Dataset rows describing interfaces:
###
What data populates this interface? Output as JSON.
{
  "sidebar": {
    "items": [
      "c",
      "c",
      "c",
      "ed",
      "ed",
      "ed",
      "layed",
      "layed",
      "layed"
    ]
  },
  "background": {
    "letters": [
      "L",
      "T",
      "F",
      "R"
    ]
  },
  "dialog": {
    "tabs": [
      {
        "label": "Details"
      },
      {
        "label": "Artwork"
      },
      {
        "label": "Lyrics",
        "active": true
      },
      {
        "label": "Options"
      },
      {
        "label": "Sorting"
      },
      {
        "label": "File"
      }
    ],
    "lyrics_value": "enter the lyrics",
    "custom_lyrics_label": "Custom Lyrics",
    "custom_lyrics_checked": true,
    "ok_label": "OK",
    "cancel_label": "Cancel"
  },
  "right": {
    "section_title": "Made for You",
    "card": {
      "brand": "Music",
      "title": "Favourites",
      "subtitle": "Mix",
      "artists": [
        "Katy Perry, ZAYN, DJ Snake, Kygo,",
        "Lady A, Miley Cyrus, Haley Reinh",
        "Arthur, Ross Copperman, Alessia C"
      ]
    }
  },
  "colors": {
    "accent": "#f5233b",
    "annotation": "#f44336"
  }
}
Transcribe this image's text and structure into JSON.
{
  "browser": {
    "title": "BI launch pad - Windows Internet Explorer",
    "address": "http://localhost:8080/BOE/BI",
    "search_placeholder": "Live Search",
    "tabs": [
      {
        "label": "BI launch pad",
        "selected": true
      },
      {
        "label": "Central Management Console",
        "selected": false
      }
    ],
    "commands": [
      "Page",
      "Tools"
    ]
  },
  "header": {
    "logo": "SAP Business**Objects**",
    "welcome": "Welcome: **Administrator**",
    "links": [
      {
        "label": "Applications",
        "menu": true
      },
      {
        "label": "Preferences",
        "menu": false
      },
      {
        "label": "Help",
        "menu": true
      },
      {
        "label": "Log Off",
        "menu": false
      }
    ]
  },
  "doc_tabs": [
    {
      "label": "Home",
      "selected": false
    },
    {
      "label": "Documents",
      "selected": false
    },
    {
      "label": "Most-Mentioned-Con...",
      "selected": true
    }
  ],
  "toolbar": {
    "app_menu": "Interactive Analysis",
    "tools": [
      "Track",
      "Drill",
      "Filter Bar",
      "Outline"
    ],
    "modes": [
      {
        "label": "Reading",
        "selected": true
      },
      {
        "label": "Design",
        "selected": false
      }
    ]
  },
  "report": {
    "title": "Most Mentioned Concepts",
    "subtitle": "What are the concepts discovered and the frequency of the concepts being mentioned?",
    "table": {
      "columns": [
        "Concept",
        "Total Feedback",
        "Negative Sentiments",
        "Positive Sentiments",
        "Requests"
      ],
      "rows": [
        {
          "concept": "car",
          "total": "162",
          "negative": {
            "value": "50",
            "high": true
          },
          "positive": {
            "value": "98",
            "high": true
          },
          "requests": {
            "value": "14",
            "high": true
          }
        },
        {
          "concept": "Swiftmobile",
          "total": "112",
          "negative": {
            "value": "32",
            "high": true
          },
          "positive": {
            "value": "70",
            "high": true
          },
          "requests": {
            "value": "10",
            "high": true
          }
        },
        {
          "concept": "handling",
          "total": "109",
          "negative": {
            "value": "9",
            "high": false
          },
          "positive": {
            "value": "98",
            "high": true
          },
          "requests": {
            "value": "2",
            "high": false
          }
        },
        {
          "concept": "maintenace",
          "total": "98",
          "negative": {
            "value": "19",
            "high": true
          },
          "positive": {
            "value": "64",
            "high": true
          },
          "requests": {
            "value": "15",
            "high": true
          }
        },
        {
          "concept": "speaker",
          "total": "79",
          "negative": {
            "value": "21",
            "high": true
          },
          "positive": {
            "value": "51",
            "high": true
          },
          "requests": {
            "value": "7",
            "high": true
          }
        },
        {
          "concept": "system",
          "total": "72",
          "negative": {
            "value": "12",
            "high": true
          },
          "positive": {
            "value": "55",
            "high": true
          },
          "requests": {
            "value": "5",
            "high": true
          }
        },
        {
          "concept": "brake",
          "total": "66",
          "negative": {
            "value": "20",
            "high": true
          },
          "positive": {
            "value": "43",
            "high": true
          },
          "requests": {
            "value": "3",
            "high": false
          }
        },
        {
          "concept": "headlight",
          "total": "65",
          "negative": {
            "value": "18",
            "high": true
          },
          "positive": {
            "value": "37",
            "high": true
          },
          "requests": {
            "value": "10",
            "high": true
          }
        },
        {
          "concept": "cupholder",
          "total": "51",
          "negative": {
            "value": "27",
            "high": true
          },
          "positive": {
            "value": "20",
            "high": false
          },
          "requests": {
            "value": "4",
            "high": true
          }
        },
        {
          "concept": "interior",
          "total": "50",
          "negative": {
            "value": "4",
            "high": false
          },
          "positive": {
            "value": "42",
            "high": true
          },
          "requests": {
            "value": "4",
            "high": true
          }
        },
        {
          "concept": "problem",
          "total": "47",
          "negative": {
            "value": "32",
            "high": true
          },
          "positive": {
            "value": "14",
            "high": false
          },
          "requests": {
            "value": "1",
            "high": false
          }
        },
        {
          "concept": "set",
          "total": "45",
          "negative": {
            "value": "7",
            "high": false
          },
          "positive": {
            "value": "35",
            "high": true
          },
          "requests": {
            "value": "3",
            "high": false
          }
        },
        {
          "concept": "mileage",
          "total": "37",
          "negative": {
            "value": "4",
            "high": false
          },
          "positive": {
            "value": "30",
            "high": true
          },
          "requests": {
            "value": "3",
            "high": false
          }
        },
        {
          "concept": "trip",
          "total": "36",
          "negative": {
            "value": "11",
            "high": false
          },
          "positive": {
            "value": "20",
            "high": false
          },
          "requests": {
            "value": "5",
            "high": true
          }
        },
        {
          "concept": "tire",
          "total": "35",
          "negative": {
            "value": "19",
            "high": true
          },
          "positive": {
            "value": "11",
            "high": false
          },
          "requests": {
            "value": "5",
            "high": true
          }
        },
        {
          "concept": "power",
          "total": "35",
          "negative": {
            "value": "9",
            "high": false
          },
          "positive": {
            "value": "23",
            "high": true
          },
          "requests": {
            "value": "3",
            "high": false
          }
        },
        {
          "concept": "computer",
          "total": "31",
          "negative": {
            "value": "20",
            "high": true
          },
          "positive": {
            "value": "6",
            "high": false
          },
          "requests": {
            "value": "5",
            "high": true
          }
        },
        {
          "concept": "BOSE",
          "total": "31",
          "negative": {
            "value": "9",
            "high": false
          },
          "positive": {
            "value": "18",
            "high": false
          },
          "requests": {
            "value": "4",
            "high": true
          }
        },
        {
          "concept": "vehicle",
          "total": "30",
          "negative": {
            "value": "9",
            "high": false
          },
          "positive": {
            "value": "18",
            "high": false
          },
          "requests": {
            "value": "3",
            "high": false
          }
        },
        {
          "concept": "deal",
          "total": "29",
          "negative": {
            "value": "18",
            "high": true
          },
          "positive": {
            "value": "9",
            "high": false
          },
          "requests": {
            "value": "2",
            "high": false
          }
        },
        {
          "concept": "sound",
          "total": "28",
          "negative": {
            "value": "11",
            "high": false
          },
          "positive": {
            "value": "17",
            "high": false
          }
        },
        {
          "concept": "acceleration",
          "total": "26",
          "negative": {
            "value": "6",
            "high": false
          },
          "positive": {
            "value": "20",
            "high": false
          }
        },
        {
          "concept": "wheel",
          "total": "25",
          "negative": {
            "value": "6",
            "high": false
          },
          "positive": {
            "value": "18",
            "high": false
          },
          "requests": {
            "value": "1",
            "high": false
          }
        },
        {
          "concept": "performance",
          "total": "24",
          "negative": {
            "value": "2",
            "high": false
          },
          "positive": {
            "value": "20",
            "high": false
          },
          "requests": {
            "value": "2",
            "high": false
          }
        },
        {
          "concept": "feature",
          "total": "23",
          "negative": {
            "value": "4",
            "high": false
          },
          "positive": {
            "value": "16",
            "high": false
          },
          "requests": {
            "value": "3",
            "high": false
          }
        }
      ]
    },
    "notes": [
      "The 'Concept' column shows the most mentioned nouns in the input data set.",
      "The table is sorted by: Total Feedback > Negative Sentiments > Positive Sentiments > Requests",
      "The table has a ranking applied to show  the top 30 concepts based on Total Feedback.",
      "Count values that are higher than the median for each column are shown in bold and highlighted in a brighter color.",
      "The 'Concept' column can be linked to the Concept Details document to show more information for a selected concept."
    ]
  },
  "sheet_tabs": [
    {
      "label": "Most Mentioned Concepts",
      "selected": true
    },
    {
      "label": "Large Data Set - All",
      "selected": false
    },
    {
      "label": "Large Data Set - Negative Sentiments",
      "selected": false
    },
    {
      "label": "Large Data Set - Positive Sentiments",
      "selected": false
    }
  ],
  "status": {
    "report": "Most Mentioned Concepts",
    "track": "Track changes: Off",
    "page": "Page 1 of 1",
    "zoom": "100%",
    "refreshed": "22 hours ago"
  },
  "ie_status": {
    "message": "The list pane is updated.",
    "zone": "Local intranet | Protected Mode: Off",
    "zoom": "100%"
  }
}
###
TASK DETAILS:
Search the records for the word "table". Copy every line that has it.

SOLVED EXERCISE:
    "table": {
      "The table is sorted by: Total Feedback > Negative Sentiments > Positive Sentiments > Requests",
      "The table has a ranking applied to show  the top 30 concepts based on Total Feedback.",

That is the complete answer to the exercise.